• **YOUR TASK**
What follows is a listing. Return every line of it exactly.

__________________________________________________

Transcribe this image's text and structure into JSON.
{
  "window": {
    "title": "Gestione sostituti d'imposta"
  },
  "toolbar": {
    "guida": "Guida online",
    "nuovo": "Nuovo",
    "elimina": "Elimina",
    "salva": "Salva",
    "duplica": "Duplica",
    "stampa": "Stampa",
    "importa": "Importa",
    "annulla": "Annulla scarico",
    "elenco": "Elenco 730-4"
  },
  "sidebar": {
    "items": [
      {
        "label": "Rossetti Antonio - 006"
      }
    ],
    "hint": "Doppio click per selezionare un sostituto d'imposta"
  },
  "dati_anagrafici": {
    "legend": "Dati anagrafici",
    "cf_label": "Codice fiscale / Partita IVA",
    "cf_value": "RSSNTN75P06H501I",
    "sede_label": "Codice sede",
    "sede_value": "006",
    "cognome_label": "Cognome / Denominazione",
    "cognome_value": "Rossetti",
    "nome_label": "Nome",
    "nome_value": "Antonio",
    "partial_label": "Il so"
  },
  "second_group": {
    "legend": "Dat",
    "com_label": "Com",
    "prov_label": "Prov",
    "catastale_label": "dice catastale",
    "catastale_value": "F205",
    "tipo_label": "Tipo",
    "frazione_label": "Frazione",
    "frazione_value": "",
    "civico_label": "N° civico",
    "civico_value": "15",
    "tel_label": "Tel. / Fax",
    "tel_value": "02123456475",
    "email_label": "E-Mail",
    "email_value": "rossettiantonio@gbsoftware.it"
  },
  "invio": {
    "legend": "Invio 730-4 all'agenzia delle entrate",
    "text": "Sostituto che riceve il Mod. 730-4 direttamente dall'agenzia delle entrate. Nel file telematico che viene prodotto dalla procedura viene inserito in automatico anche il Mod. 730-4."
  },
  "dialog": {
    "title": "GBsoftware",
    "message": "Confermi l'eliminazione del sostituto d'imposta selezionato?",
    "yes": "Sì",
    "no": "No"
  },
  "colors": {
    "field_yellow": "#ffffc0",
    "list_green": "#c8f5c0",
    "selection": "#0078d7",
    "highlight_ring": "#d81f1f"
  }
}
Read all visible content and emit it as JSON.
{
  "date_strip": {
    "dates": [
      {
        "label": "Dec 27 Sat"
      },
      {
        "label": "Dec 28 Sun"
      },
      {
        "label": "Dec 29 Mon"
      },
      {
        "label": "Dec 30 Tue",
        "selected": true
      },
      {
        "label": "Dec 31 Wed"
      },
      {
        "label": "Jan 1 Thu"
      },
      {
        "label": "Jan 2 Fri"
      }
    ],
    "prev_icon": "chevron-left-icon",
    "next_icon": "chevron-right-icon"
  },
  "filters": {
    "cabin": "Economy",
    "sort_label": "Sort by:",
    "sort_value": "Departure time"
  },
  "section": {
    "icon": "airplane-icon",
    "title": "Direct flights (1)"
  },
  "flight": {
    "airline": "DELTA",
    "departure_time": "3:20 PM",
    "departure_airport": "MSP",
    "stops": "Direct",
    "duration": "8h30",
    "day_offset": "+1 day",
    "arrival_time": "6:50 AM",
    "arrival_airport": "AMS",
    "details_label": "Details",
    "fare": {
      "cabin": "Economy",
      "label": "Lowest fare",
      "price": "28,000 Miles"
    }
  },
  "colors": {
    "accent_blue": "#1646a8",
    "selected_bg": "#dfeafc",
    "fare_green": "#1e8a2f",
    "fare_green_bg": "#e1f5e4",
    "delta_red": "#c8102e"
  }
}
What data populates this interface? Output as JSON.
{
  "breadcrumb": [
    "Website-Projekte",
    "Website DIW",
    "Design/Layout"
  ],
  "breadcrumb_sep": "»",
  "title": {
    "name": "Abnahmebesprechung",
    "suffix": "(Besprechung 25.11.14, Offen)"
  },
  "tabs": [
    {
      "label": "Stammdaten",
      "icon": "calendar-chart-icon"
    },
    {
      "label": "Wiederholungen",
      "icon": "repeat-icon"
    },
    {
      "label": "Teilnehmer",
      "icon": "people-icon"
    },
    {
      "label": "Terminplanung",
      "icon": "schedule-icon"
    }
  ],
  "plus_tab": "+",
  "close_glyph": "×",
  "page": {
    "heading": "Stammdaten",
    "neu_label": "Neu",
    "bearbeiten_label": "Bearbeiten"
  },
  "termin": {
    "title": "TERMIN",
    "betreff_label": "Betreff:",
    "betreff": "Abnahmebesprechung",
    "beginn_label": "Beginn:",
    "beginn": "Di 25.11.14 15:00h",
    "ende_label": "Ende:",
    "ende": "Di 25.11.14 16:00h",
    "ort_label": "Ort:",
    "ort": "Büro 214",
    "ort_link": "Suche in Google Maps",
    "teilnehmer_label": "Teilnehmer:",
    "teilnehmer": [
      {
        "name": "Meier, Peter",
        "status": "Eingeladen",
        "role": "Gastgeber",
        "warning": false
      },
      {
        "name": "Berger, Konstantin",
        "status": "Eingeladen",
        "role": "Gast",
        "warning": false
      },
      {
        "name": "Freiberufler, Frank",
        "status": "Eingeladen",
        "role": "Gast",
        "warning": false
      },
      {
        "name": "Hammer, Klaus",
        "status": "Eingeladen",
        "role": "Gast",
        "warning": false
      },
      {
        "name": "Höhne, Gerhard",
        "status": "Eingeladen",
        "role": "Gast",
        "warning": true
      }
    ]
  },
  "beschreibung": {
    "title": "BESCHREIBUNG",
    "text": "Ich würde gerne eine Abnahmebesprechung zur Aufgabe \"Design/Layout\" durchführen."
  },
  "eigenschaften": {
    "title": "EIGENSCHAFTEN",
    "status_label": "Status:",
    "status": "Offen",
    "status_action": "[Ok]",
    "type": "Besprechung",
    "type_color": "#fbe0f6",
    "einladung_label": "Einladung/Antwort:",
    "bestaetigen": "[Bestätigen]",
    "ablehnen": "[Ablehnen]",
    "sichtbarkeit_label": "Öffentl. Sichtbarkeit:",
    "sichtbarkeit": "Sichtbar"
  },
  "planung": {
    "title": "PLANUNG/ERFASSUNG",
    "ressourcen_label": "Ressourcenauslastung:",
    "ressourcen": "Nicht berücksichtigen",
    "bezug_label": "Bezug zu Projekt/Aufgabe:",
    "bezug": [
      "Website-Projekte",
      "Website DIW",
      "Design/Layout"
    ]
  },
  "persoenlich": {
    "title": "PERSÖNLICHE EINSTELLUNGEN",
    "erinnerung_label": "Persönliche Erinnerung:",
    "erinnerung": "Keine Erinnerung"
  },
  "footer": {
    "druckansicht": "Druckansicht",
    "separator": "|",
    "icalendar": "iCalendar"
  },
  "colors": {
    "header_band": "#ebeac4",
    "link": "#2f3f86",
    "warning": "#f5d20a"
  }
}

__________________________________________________

• **EXERCISE OUTPUT**
Transcribe this image's text and structure into JSON.
{
  "window": {
    "title": "Gestione sostituti d'imposta"
  },
  "toolbar": {
    "guida": "Guida online",
    "nuovo": "Nuovo",
    "elimina": "Elimina",
    "salva": "Salva",
    "duplica": "Duplica",
    "stampa": "Stampa",
    "importa": "Importa",
    "annulla": "Annulla scarico",
    "elenco": "Elenco 730-4"
  },
  "sidebar": {
    "items": [
      {
        "label": "Rossetti Antonio - 006"
      }
    ],
    "hint": "Doppio click per selezionare un sostituto d'imposta"
  },
  "dati_anagrafici": {
    "legend": "Dati anagrafici",
    "cf_label": "Codice fiscale / Partita IVA",
    "cf_value": "RSSNTN75P06H501I",
    "sede_label": "Codice sede",
    "sede_value": "006",
    "cognome_label": "Cognome / Denominazione",
    "cognome_value": "Rossetti",
    "nome_label": "Nome",
    "nome_value": "Antonio",
    "partial_label": "Il so"
  },
  "second_group": {
    "legend": "Dat",
    "com_label": "Com",
    "prov_label": "Prov",
    "catastale_label": "dice catastale",
    "catastale_value": "F205",
    "tipo_label": "Tipo",
    "frazione_label": "Frazione",
    "frazione_value": "",
    "civico_label": "N° civico",
    "civico_value": "15",
    "tel_label": "Tel. / Fax",
    "tel_value": "02123456475",
    "email_label": "E-Mail",
    "email_value": "rossettiantonio@gbsoftware.it"
  },
  "invio": {
    "legend": "Invio 730-4 all'agenzia delle entrate",
    "text": "Sostituto che riceve il Mod. 730-4 direttamente dall'agenzia delle entrate. Nel file telematico che viene prodotto dalla procedura viene inserito in automatico anche il Mod. 730-4."
  },
  "dialog": {
    "title": "GBsoftware",
    "message": "Confermi l'eliminazione del sostituto d'imposta selezionato?",
    "yes": "Sì",
    "no": "No"
  },
  "colors": {
    "field_yellow": "#ffffc0",
    "list_green": "#c8f5c0",
    "selection": "#0078d7",
    "highlight_ring": "#d81f1f"
  }
}
Read all visible content and emit it as JSON.
{
  "date_strip": {
    "dates": [
      {
        "label": "Dec 27 Sat"
      },
      {
        "label": "Dec 28 Sun"
      },
      {
        "label": "Dec 29 Mon"
      },
      {
        "label": "Dec 30 Tue",
        "selected": true
      },
      {
        "label": "Dec 31 Wed"
      },
      {
        "label": "Jan 1 Thu"
      },
      {
        "label": "Jan 2 Fri"
      }
    ],
    "prev_icon": "chevron-left-icon",
    "next_icon": "chevron-right-icon"
  },
  "filters": {
    "cabin": "Economy",
    "sort_label": "Sort by:",
    "sort_value": "Departure time"
  },
  "section": {
    "icon": "airplane-icon",
    "title": "Direct flights (1)"
  },
  "flight": {
    "airline": "DELTA",
    "departure_time": "3:20 PM",
    "departure_airport": "MSP",
    "stops": "Direct",
    "duration": "8h30",
    "day_offset": "+1 day",
    "arrival_time": "6:50 AM",
    "arrival_airport": "AMS",
    "details_label": "Details",
    "fare": {
      "cabin": "Economy",
      "label": "Lowest fare",
      "price": "28,000 Miles"
    }
  },
  "colors": {
    "accent_blue": "#1646a8",
    "selected_bg": "#dfeafc",
    "fare_green": "#1e8a2f",
    "fare_green_bg": "#e1f5e4",
    "delta_red": "#c8102e"
  }
}
What data populates this interface? Output as JSON.
{
  "breadcrumb": [
    "Website-Projekte",
    "Website DIW",
    "Design/Layout"
  ],
  "breadcrumb_sep": "»",
  "title": {
    "name": "Abnahmebesprechung",
    "suffix": "(Besprechung 25.11.14, Offen)"
  },
  "tabs": [
    {
      "label": "Stammdaten",
      "icon": "calendar-chart-icon"
    },
    {
      "label": "Wiederholungen",
      "icon": "repeat-icon"
    },
    {
      "label": "Teilnehmer",
      "icon": "people-icon"
    },
    {
      "label": "Terminplanung",
      "icon": "schedule-icon"
    }
  ],
  "plus_tab": "+",
  "close_glyph": "×",
  "page": {
    "heading": "Stammdaten",
    "neu_label": "Neu",
    "bearbeiten_label": "Bearbeiten"
  },
  "termin": {
    "title": "TERMIN",
    "betreff_label": "Betreff:",
    "betreff": "Abnahmebesprechung",
    "beginn_label": "Beginn:",
    "beginn": "Di 25.11.14 15:00h",
    "ende_label": "Ende:",
    "ende": "Di 25.11.14 16:00h",
    "ort_label": "Ort:",
    "ort": "Büro 214",
    "ort_link": "Suche in Google Maps",
    "teilnehmer_label": "Teilnehmer:",
    "teilnehmer": [
      {
        "name": "Meier, Peter",
        "status": "Eingeladen",
        "role": "Gastgeber",
        "warning": false
      },
      {
        "name": "Berger, Konstantin",
        "status": "Eingeladen",
        "role": "Gast",
        "warning": false
      },
      {
        "name": "Freiberufler, Frank",
        "status": "Eingeladen",
        "role": "Gast",
        "warning": false
      },
      {
        "name": "Hammer, Klaus",
        "status": "Eingeladen",
        "role": "Gast",
        "warning": false
      },
      {
        "name": "Höhne, Gerhard",
        "status": "Eingeladen",
        "role": "Gast",
        "warning": true
      }
    ]
  },
  "beschreibung": {
    "title": "BESCHREIBUNG",
    "text": "Ich würde gerne eine Abnahmebesprechung zur Aufgabe \"Design/Layout\" durchführen."
  },
  "eigenschaften": {
    "title": "EIGENSCHAFTEN",
    "status_label": "Status:",
    "status": "Offen",
    "status_action": "[Ok]",
    "type": "Besprechung",
    "type_color": "#fbe0f6",
    "einladung_label": "Einladung/Antwort:",
    "bestaetigen": "[Bestätigen]",
    "ablehnen": "[Ablehnen]",
    "sichtbarkeit_label": "Öffentl. Sichtbarkeit:",
    "sichtbarkeit": "Sichtbar"
  },
  "planung": {
    "title": "PLANUNG/ERFASSUNG",
    "ressourcen_label": "Ressourcenauslastung:",
    "ressourcen": "Nicht berücksichtigen",
    "bezug_label": "Bezug zu Projekt/Aufgabe:",
    "bezug": [
      "Website-Projekte",
      "Website DIW",
      "Design/Layout"
    ]
  },
  "persoenlich": {
    "title": "PERSÖNLICHE EINSTELLUNGEN",
    "erinnerung_label": "Persönliche Erinnerung:",
    "erinnerung": "Keine Erinnerung"
  },
  "footer": {
    "druckansicht": "Druckansicht",
    "separator": "|",
    "icalendar": "iCalendar"
  },
  "colors": {
    "header_band": "#ebeac4",
    "link": "#2f3f86",
    "warning": "#f5d20a"
  }
}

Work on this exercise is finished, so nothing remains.